# What to do
Below are records. Copy every line with "Продажа" in it.

Element data from apps and pages
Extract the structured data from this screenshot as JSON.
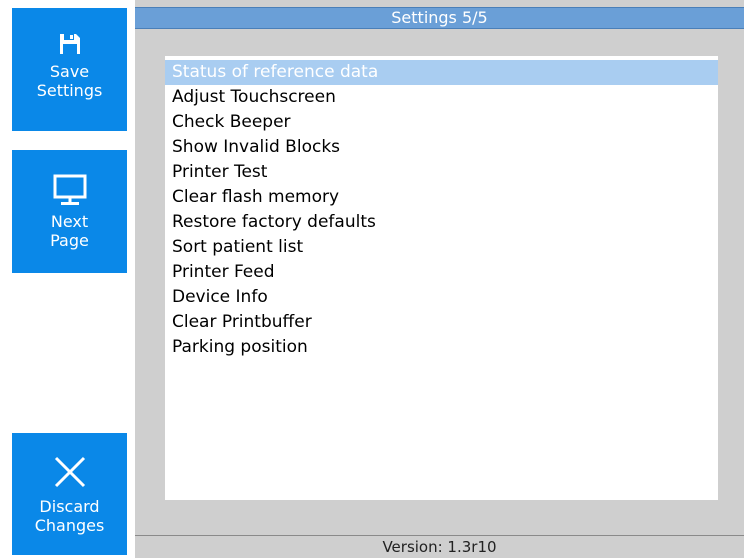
{
  "sidebar": {
    "save": {
      "line1": "Save",
      "line2": "Settings",
      "icon": "save-icon"
    },
    "next": {
      "line1": "Next",
      "line2": "Page",
      "icon": "monitor-icon"
    },
    "discard": {
      "line1": "Discard",
      "line2": "Changes",
      "icon": "close-icon"
    }
  },
  "header": {
    "title": "Settings 5/5"
  },
  "menu": {
    "items": [
      "Status of reference data",
      "Adjust Touchscreen",
      "Check Beeper",
      "Show Invalid Blocks",
      "Printer Test",
      "Clear flash memory",
      "Restore factory defaults",
      "Sort patient list",
      "Printer Feed",
      "Device Info",
      "Clear Printbuffer",
      "Parking position"
    ],
    "selected_index": 0
  },
  "footer": {
    "version": "Version: 1.3r10"
  },
  "colors": {
    "button_blue": "#0a88e8",
    "title_blue": "#6a9fd7",
    "selection": "#a9cdf1",
    "panel_gray": "#cfcfcf"
  }
}
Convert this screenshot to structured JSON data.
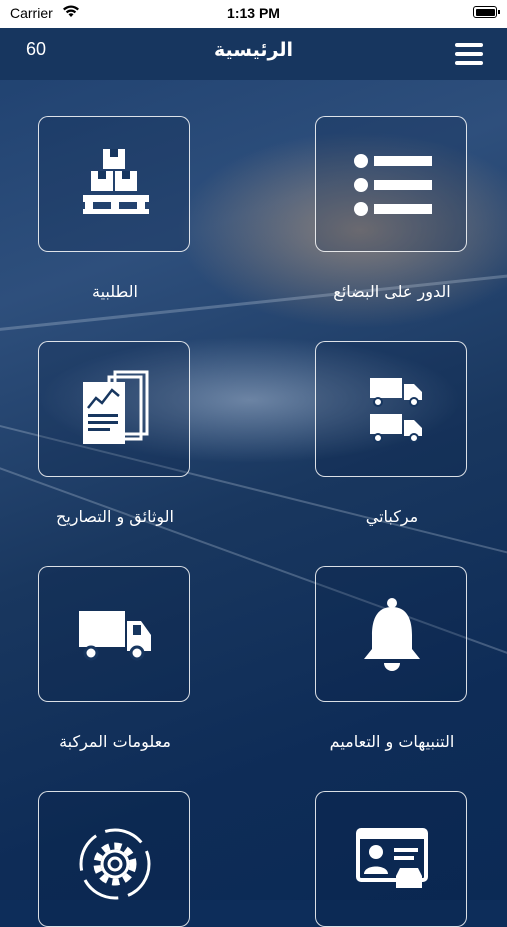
{
  "status_bar": {
    "carrier": "Carrier",
    "time": "1:13 PM"
  },
  "header": {
    "count": "60",
    "title": "الرئيسية"
  },
  "menu_items": [
    {
      "label": "الدور على البضائع",
      "icon": "list-icon"
    },
    {
      "label": "الطلبية",
      "icon": "boxes-icon"
    },
    {
      "label": "مركباتي",
      "icon": "trucks-icon"
    },
    {
      "label": "الوثائق و التصاريح",
      "icon": "documents-icon"
    },
    {
      "label": "التنبيهات و التعاميم",
      "icon": "bell-icon"
    },
    {
      "label": "معلومات المركبة",
      "icon": "truck-icon"
    },
    {
      "label": "",
      "icon": "driver-card-icon"
    },
    {
      "label": "",
      "icon": "settings-gear-icon"
    }
  ],
  "colors": {
    "navbar": "#17365f",
    "background": "#0d2d5a",
    "tile_border": "#ffffff"
  }
}
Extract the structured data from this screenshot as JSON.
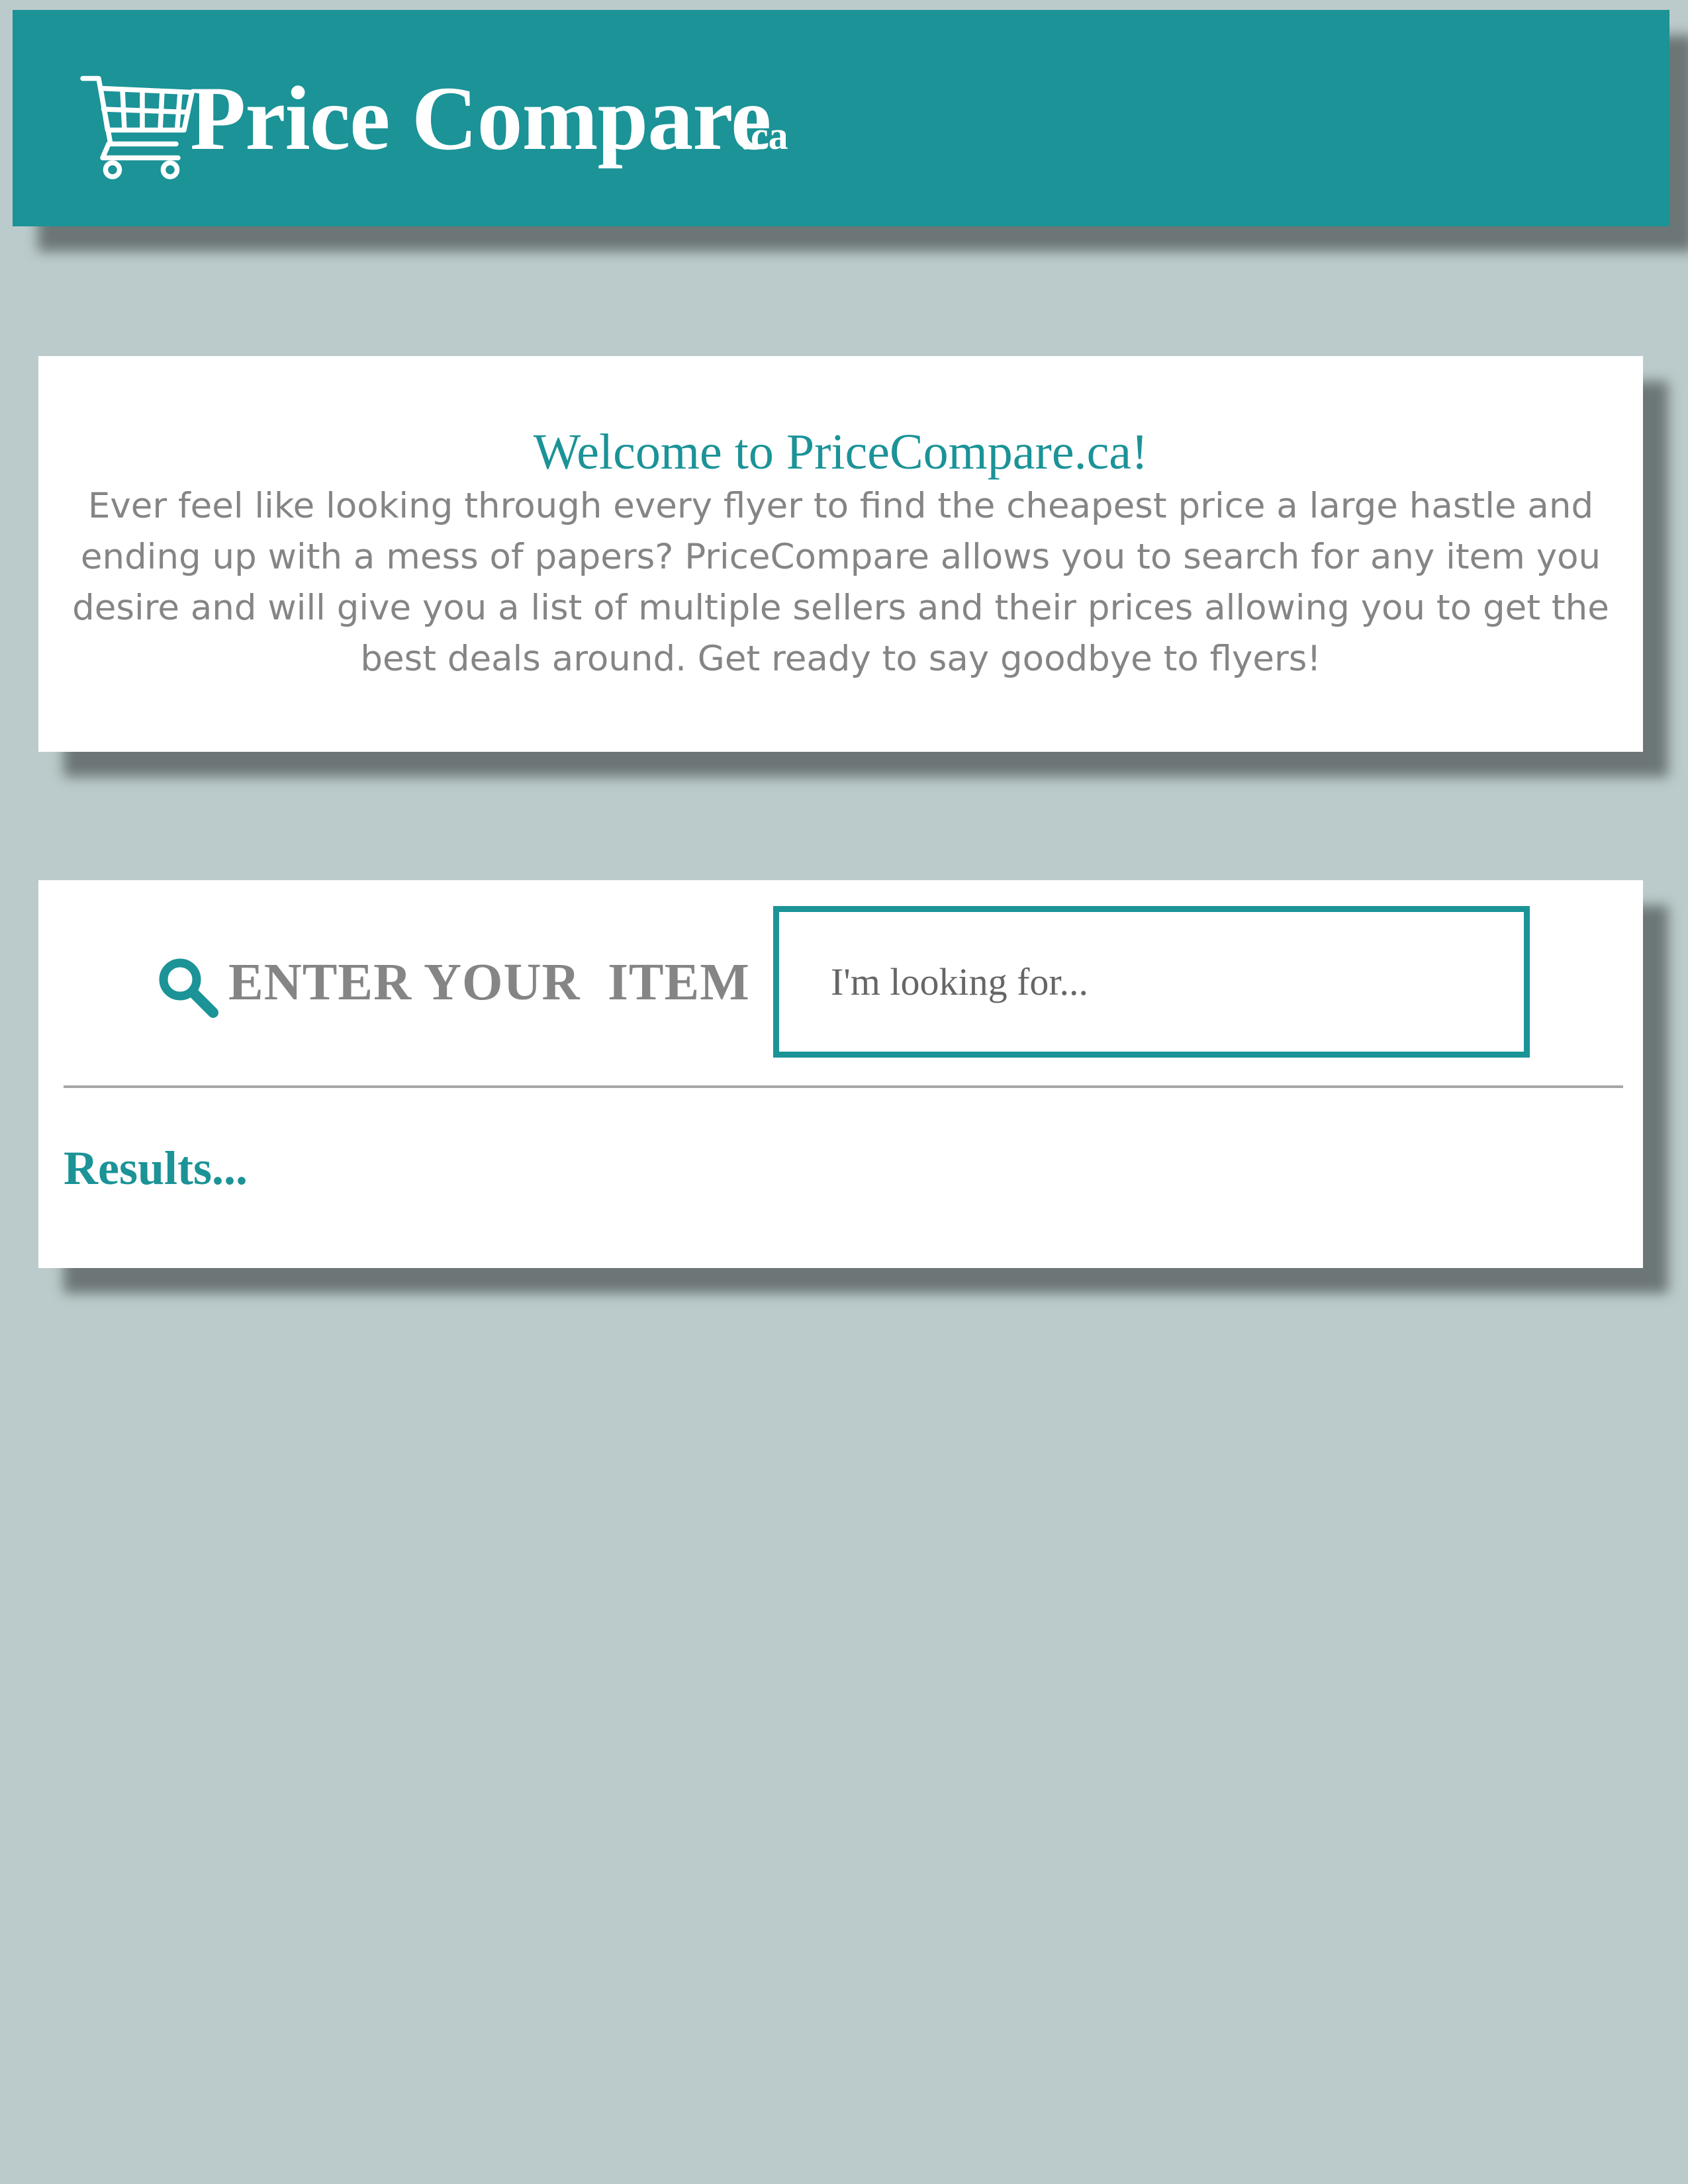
{
  "colors": {
    "brand": "#1b9397",
    "background": "#bbcbcb",
    "card": "#ffffff",
    "muted_text": "#858585"
  },
  "header": {
    "brand_name": "Price Compare",
    "brand_tld": ".ca",
    "logo_icon": "shopping-cart-icon"
  },
  "welcome": {
    "title": "Welcome to PriceCompare.ca!",
    "body": "Ever feel like looking through every flyer to find the cheapest price a large hastle and ending up with a mess of papers? PriceCompare allows you to search for any item you desire and will give you a list of multiple sellers and their prices allowing you to get the best deals around. Get ready to say goodbye to flyers!"
  },
  "search": {
    "icon": "magnifier-icon",
    "label": "ENTER YOUR  ITEM",
    "input_value": "",
    "placeholder": "I'm looking for...",
    "results_label": "Results..."
  }
}
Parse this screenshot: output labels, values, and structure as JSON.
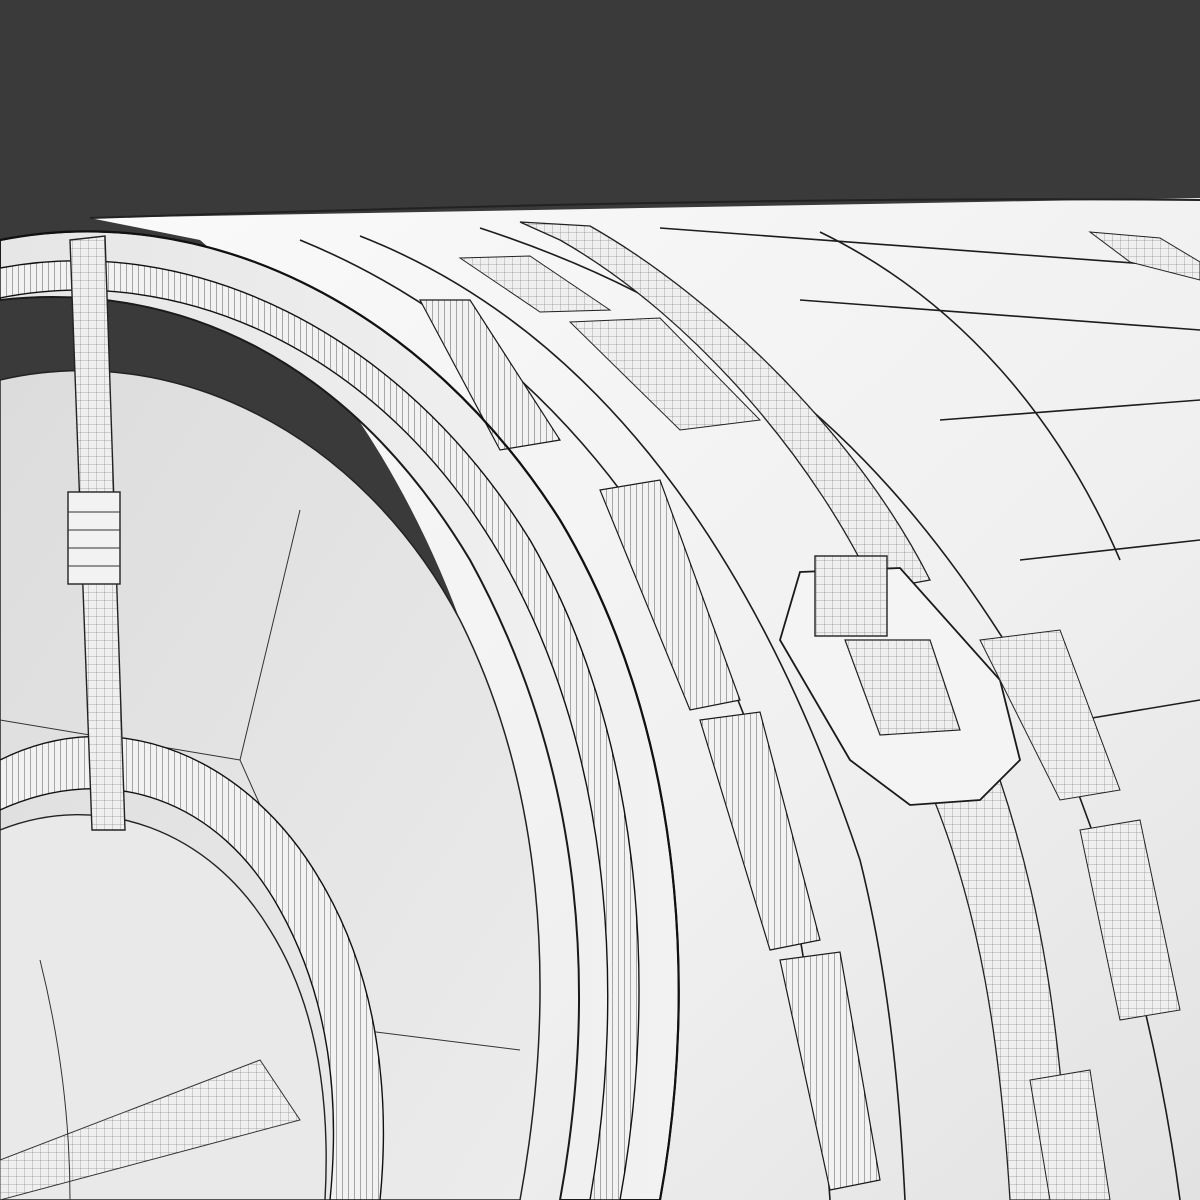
{
  "scene": {
    "subject": "wireframe-render-cylinder",
    "colors": {
      "background": "#3a3a3a",
      "surface_light": "#f2f2f2",
      "surface_mid": "#e4e4e4",
      "surface_shadow": "#cfcfcf",
      "wire": "#1a1a1a",
      "wire_fine": "#555555"
    }
  }
}
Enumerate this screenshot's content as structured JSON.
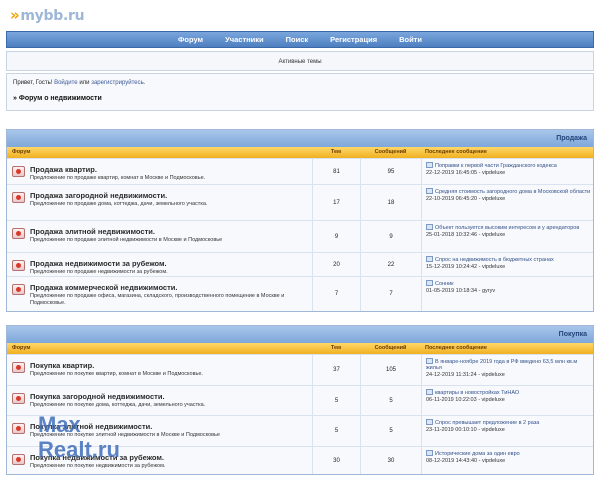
{
  "logo": {
    "arrows": "»",
    "text": "mybb.ru"
  },
  "nav": [
    "Форум",
    "Участники",
    "Поиск",
    "Регистрация",
    "Войти"
  ],
  "subbar": "Активные темы",
  "welcome": {
    "greet": "Привет, Гость!",
    "login": "Войдите",
    "or": "или",
    "register": "зарегистрируйтесь.",
    "crumb": "» Форум о недвижимости"
  },
  "columns": {
    "forum": "Форум",
    "topics": "Тем",
    "posts": "Сообщений",
    "last": "Последнее сообщение"
  },
  "categories": [
    {
      "title": "Продажа",
      "forums": [
        {
          "name": "Продажа квартир.",
          "desc": "Предложение по продаже квартир, комнат в Москве и Подмосковье.",
          "topics": "81",
          "posts": "95",
          "last_title": "Поправки к первой части Гражданского кодекса",
          "last_meta": "22-12-2019 16:45:05 - vipdeluxe"
        },
        {
          "name": "Продажа загородной недвижимости.",
          "desc": "Предложение по продаже дома, коттеджа, дачи, земельного участка.",
          "topics": "17",
          "posts": "18",
          "last_title": "Средняя стоимость загородного дома в Московской области",
          "last_meta": "22-10-2019 06:45:20 - vipdeluxe"
        },
        {
          "name": "Продажа элитной недвижимости.",
          "desc": "Предложение по продаже элитной недвижимости в Москве и Подмосковье",
          "topics": "9",
          "posts": "9",
          "last_title": "Объект пользуется высоким интересом и у арендаторов",
          "last_meta": "25-01-2018 10:32:46 - vipdeluxe"
        },
        {
          "name": "Продажа недвижимости за рубежом.",
          "desc": "Предложение по продаже недвижимости за рубежом.",
          "topics": "20",
          "posts": "22",
          "last_title": "Спрос на недвижимость в бюджетных странах",
          "last_meta": "15-12-2019 10:24:42 - vipdeluxe"
        },
        {
          "name": "Продажа коммерческой недвижимости.",
          "desc": "Предложение по продаже офиса, магазина, складского, производственного помещение в Москве и Подмосковье.",
          "topics": "7",
          "posts": "7",
          "last_title": "Сонник",
          "last_meta": "01-05-2019 10:18:34 - gyryv"
        }
      ]
    },
    {
      "title": "Покупка",
      "forums": [
        {
          "name": "Покупка квартир.",
          "desc": "Предложение по покупке квартир, комнат в Москве и Подмосковье.",
          "topics": "37",
          "posts": "105",
          "last_title": "В январе-ноябре 2019 года в РФ введено 63,5 млн кв.м жилья",
          "last_meta": "24-12-2019 11:31:24 - vipdeluxe"
        },
        {
          "name": "Покупка загородной недвижимости.",
          "desc": "Предложение по покупке дома, коттеджа, дачи, земельного участка.",
          "topics": "5",
          "posts": "5",
          "last_title": "квартиры в новостройках ТиНАО",
          "last_meta": "06-11-2019 10:22:03 - vipdeluxe"
        },
        {
          "name": "Покупка элитной недвижимости.",
          "desc": "Предложение по покупке элитной недвижимости в Москве и Подмосковье",
          "topics": "5",
          "posts": "5",
          "last_title": "Спрос превышает предложение в 2 раза",
          "last_meta": "23-11-2019 00:10:10 - vipdeluxe"
        },
        {
          "name": "Покупка недвижимости за рубежом.",
          "desc": "Предложение по покупке недвижимости за рубежом.",
          "topics": "30",
          "posts": "30",
          "last_title": "Исторические дома за один евро",
          "last_meta": "08-12-2019 14:43:40 - vipdeluxe"
        }
      ]
    }
  ],
  "watermark": {
    "line1": "Max",
    "line2": "Realt.ru"
  }
}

# Response area
      "title": "Продажа",
          "name": "Продажа квартир.",
          "name": "Продажа загородной недвижимости.",
          "name": "Продажа элитной недвижимости.",
          "name": "Продажа недвижимости за рубежом.",
          "name": "Продажа коммерческой недвижимости.",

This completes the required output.